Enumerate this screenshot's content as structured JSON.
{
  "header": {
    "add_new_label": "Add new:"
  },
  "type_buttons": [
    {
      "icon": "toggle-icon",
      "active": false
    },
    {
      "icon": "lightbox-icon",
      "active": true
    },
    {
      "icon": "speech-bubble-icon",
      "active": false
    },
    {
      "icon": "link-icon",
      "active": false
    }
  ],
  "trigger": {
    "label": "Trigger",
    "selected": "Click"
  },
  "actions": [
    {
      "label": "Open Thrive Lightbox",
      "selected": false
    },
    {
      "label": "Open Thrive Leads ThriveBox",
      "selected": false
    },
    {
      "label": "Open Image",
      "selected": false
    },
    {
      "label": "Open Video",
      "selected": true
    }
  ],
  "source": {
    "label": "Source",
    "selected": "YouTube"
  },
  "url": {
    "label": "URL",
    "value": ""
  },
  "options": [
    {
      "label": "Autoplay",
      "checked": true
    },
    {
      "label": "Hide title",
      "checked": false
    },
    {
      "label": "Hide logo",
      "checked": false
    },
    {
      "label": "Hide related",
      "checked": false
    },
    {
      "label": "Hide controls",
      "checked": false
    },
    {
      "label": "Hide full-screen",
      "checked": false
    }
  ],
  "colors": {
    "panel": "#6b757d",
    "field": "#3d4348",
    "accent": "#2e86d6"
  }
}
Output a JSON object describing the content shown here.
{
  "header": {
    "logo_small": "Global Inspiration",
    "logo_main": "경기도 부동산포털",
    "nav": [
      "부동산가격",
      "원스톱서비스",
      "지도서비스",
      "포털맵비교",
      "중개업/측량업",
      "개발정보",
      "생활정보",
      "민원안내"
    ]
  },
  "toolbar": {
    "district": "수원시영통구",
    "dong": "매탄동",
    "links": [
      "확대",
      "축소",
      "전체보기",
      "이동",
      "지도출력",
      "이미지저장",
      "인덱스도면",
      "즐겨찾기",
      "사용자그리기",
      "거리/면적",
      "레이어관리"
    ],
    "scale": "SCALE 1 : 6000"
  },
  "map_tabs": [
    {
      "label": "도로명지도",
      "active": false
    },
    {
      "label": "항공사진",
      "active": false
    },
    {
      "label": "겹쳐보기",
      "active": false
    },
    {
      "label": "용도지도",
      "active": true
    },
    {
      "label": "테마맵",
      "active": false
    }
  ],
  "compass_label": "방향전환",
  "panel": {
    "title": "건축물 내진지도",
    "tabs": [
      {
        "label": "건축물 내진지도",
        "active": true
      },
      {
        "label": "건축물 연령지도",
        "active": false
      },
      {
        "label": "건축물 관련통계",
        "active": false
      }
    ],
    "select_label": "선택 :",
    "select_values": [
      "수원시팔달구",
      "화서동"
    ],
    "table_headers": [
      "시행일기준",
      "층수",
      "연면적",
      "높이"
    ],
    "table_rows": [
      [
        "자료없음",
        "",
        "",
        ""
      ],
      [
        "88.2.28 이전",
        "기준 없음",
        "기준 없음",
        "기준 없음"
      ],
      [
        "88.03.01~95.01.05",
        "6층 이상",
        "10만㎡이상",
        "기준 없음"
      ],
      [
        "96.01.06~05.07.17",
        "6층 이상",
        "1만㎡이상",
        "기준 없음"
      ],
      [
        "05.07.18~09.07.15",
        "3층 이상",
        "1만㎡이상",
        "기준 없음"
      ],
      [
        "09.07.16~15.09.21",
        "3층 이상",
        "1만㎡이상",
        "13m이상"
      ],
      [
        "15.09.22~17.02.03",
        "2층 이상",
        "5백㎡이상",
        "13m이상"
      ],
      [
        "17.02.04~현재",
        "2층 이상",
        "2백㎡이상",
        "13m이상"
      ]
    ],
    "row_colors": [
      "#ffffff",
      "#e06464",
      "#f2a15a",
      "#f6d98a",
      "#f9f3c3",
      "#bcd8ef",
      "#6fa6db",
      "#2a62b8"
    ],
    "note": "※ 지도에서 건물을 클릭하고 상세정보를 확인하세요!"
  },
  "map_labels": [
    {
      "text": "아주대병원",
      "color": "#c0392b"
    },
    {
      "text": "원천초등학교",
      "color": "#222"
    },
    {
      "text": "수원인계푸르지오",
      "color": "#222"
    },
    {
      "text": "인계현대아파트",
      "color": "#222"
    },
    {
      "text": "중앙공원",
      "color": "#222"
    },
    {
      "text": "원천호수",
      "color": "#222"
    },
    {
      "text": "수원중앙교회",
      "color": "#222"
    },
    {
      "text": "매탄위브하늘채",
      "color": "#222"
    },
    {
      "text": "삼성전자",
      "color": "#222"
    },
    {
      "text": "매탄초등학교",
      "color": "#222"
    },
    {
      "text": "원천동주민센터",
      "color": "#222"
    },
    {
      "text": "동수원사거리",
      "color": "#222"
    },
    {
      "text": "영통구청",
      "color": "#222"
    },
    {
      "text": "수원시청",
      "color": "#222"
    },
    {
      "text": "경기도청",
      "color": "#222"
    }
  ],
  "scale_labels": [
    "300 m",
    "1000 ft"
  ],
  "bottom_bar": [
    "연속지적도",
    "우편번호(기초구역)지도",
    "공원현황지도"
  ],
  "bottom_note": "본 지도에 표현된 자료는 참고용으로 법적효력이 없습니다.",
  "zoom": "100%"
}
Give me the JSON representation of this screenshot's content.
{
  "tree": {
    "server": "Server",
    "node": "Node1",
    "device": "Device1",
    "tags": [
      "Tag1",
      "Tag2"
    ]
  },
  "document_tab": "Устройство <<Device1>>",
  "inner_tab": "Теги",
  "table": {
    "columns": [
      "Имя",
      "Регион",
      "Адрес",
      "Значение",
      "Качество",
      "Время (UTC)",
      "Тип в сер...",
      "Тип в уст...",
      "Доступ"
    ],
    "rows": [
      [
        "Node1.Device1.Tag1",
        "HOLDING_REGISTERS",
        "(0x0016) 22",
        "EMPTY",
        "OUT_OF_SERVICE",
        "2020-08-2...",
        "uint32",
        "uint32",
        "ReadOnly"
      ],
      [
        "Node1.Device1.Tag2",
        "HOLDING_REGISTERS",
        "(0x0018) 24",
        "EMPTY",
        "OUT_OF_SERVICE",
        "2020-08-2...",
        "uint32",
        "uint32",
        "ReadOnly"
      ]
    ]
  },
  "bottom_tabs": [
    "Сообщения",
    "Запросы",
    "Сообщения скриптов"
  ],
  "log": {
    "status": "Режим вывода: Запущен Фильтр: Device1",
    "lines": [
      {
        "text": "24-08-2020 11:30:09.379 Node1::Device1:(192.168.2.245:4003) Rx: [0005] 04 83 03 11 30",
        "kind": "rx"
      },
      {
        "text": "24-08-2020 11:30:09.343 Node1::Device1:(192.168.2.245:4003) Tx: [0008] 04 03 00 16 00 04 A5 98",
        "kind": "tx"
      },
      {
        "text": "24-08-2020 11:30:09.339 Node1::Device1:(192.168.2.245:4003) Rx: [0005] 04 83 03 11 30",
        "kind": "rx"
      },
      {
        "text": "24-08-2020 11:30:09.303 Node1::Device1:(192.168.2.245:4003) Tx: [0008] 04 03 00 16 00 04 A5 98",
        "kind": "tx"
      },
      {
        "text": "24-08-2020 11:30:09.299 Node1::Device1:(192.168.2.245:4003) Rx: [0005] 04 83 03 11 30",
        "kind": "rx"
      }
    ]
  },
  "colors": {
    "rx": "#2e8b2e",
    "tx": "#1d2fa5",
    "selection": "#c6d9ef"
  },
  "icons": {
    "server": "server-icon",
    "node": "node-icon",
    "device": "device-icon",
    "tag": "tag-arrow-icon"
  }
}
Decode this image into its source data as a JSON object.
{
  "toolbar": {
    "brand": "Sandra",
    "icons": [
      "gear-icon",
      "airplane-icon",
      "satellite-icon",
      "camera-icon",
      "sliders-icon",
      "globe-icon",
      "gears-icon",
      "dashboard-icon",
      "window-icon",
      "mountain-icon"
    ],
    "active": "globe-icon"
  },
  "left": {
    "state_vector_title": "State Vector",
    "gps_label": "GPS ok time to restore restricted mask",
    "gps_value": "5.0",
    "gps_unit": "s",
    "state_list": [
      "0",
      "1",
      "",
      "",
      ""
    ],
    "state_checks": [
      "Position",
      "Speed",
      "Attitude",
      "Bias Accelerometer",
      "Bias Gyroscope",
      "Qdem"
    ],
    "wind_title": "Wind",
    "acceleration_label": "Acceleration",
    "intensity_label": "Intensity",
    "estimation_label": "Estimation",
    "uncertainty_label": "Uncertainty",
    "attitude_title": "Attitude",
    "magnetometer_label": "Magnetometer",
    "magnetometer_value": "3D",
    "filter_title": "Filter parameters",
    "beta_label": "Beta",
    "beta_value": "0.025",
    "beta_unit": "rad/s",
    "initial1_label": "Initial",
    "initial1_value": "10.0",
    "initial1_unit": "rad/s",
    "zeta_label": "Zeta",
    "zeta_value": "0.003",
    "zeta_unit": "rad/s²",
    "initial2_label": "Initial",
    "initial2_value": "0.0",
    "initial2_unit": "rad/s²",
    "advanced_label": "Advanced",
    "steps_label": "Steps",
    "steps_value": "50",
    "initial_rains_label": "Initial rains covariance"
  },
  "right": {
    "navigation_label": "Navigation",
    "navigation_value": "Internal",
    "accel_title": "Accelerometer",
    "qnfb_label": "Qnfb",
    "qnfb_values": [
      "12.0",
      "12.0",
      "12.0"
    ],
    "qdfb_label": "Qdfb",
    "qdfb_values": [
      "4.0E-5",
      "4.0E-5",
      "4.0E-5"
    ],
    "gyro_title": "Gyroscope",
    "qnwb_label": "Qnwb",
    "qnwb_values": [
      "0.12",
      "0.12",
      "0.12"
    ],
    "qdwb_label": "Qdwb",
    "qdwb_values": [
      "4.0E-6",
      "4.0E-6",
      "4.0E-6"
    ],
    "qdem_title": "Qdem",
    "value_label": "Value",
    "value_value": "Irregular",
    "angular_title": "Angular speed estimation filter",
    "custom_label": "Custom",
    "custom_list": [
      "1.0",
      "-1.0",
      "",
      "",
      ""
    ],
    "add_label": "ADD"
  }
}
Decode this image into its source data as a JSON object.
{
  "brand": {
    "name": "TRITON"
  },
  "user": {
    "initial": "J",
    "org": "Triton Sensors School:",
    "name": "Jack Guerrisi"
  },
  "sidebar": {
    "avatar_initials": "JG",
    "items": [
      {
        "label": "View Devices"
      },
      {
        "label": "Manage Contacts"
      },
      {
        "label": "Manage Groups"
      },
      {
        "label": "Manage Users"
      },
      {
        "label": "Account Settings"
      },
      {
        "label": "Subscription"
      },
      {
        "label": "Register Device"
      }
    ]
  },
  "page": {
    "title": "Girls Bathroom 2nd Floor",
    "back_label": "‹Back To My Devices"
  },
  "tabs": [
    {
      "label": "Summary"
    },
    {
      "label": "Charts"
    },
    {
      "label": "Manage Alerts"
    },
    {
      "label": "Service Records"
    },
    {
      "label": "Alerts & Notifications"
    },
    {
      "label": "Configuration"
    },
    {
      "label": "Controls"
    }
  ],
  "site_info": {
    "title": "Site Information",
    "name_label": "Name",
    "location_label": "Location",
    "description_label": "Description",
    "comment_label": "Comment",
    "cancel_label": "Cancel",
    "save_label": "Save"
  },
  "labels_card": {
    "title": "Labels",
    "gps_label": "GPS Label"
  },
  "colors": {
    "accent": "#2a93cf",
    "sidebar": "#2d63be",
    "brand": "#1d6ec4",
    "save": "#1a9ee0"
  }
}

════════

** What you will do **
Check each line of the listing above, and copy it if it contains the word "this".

** Response below **
Enumerate this screenshot's content as structured JSON.
Give me the JSON representation of this screenshot's content.
Decode this image into its source data as a JSON object.
Decode this image into its source data as a JSON object.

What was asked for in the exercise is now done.